|Written by Administrator|
|Thursday, 17 June 2010 18:32|
Dr. Edna Angelica Calo Livne
During those moments when some of us have despaired of ever seeing peace between Palestinians and Israelis, Dr. Angelica Edna Calo Livne has shone through brightly with a different message, a different voice. Her work is a prayer made real in flesh and blood – and for that reality she was recognized as one of the 1000 women peacemakers nominated for the 2005 Nobel Prize! Born to a Jewish family in Rome, she has lived on an Israeli Kibbutz in the Galilee since the age of 20. An accomplished student of arts in education and Italian theater, Angelica watched horrified as relationships between Israelis and Palestinians deteriorated further and violence erupted on all sides during 2000's Second Intifada (Palestinian Uprising). But Angelica refused to accept this reality. She refused to stay silent.
"An educator of peace through art," a believer in the power of theater to change the world, Angelica created the Acrobaleno - Rainbow Theater - with her husband Yehuda. The Acrobaleno theater engages a company of 28 youth - Jewish, Palestinian, Christian, and Druse children living in Israel - in innovative and empowering dialogues that use theater as their centerpiece. These young people work together to tell the story of what it means to be a young person living in a place of war, to hope and dream for something different.

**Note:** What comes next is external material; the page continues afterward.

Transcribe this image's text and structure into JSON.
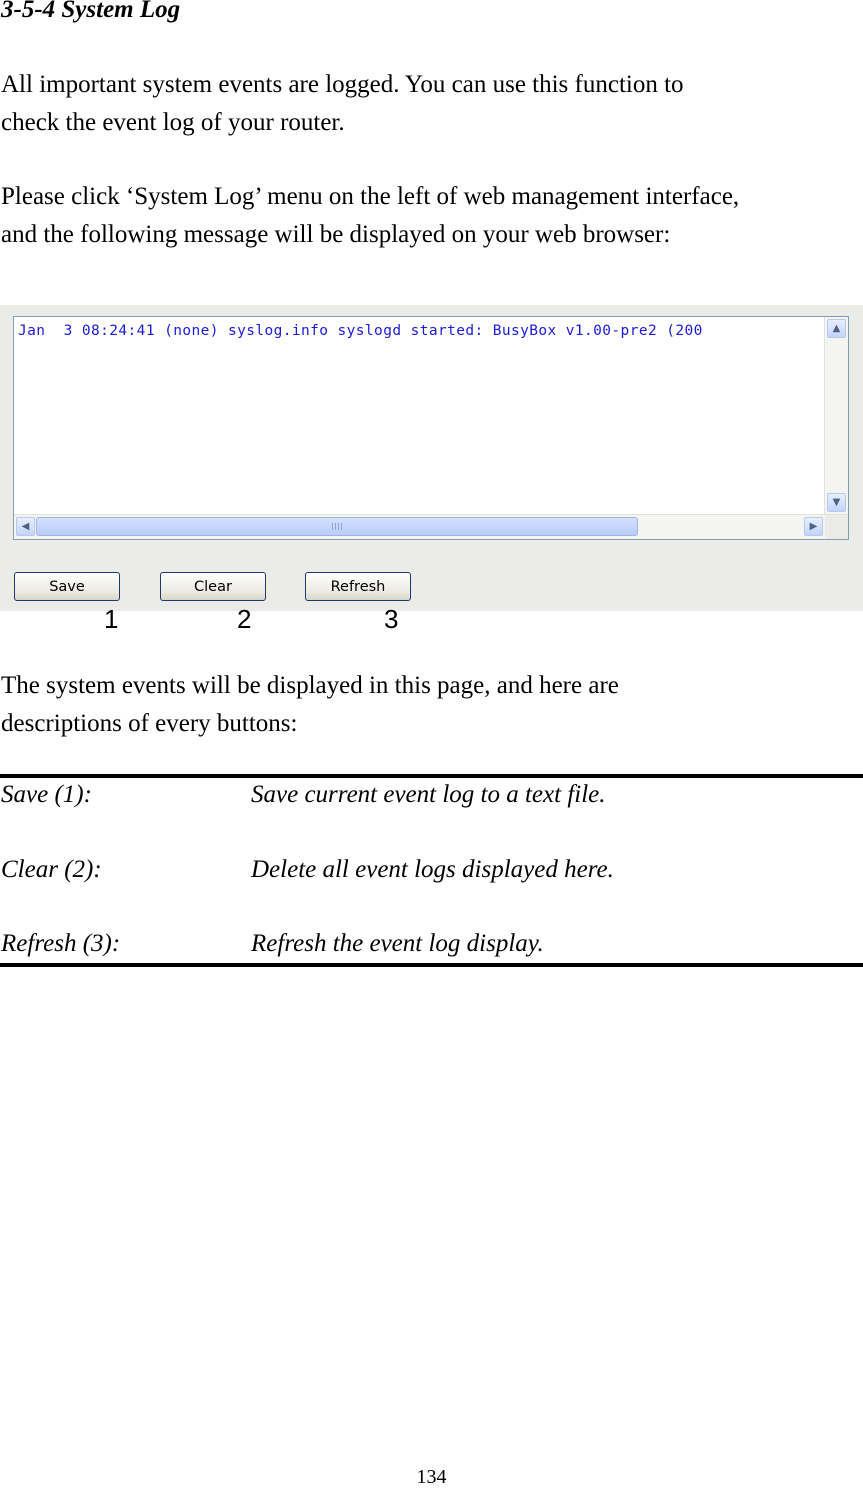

With the students in Acrobaleno, Angelica conceived the widely performed dance piece Beresheet, which means "In the Beginning." Beresheet explores the horror of war for a young person and subtly offers a way to understand those who are different, and to create a new world through this understanding. Angelica's Beresheet L'Shalom Foundation ("A Beginning to Peace") continues to work with the students of Acrobaleno and others, some who have been direct victims of the violence of the Israeli-Palestinian conflict. The foundation works to support the work of dialogue between children from very different backgrounds and stories. It gives the children a joy to organize around, something to lift them up and move them forward in the face of the horrors of the conflict that they've seen. Through dance, music, theater, soccer, and radio production, these students move forward together, creating a space where people treat one another with compassion and trust despite their differences.Angelica writes, "understanding and studying the different cultures, the traditions of peoples, the festivals, holidays, customs, prayers, names, proverbs, and lullabies of others, of those who are different from us because of religion or nationality, is one of the most exciting adventures in the world. It is something that has to be taught to your children from a very young age." And Angelica has done just that. She has taught this essential lesson to her children and to the children of others. She has created a space where Israeli and Palestinian, Jewish and Christian, and Muslim and Druse can move, dance and speak out together. She continues to show young people that the world can look different, that our differences are beautiful, and that the differences are not so many after all.
Ever an innovative educator, Angelica wrote a book that teachers now use in classrooms to teach tolerance and understanding: "A Yes, a Beginning, a Hope." She hopes to one day found a Peace University which welcomes people from all over the world, and she eagerly looks forward to the chance to tell you her story herself, and to hear your stories, too. (--biography by Penina Eilberg-Schwartz)
|Last Updated on Friday, 02 September 2011 12:34|